Data extract:
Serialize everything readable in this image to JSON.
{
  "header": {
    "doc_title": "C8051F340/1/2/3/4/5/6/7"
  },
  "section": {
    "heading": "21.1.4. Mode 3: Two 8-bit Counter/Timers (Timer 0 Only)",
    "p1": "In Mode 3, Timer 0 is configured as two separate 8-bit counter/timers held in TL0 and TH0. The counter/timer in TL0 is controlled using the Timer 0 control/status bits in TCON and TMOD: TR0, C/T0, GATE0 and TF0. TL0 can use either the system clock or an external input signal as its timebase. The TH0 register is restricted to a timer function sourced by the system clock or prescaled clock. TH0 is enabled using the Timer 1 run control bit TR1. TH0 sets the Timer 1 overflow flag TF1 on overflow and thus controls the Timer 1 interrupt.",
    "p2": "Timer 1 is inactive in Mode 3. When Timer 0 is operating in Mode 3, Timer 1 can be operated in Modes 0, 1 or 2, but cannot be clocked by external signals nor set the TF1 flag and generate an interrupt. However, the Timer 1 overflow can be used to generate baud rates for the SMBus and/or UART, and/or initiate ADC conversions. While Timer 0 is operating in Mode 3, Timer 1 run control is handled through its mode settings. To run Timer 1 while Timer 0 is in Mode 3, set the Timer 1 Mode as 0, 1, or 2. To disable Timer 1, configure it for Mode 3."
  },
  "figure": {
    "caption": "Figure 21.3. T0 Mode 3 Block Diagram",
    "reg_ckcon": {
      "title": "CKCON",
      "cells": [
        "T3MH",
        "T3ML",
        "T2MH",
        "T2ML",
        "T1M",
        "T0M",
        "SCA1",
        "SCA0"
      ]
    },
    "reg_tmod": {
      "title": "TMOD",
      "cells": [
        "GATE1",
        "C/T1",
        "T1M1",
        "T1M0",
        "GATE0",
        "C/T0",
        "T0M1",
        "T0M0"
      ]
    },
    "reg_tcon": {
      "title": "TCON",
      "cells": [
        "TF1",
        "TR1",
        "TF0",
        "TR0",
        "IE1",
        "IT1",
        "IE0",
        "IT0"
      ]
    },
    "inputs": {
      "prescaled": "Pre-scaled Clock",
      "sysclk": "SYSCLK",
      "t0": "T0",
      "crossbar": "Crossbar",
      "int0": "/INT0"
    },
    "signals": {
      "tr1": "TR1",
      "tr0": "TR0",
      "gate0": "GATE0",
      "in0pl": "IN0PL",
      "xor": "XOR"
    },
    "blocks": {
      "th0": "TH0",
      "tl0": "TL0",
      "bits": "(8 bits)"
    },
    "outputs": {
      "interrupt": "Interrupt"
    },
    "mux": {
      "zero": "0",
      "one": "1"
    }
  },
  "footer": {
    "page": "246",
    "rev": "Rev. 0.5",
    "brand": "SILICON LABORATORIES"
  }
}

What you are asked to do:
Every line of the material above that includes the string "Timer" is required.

Result:
    "heading": "21.1.4. Mode 3: Two 8-bit Counter/Timers (Timer 0 Only)",
    "p1": "In Mode 3, Timer 0 is configured as two separate 8-bit counter/timers held in TL0 and TH0. The counter/timer in TL0 is controlled using the Timer 0 control/status bits in TCON and TMOD: TR0, C/T0, GATE0 and TF0. TL0 can use either the system clock or an external input signal as its timebase. The TH0 register is restricted to a timer function sourced by the system clock or prescaled clock. TH0 is enabled using the Timer 1 run control bit TR1. TH0 sets the Timer 1 overflow flag TF1 on overflow and thus controls the Timer 1 interrupt.",
    "p2": "Timer 1 is inactive in Mode 3. When Timer 0 is operating in Mode 3, Timer 1 can be operated in Modes 0, 1 or 2, but cannot be clocked by external signals nor set the TF1 flag and generate an interrupt. However, the Timer 1 overflow can be used to generate baud rates for the SMBus and/or UART, and/or initiate ADC conversions. While Timer 0 is operating in Mode 3, Timer 1 run control is handled through its mode settings. To run Timer 1 while Timer 0 is in Mode 3, set the Timer 1 Mode as 0, 1, or 2. To disable Timer 1, configure it for Mode 3."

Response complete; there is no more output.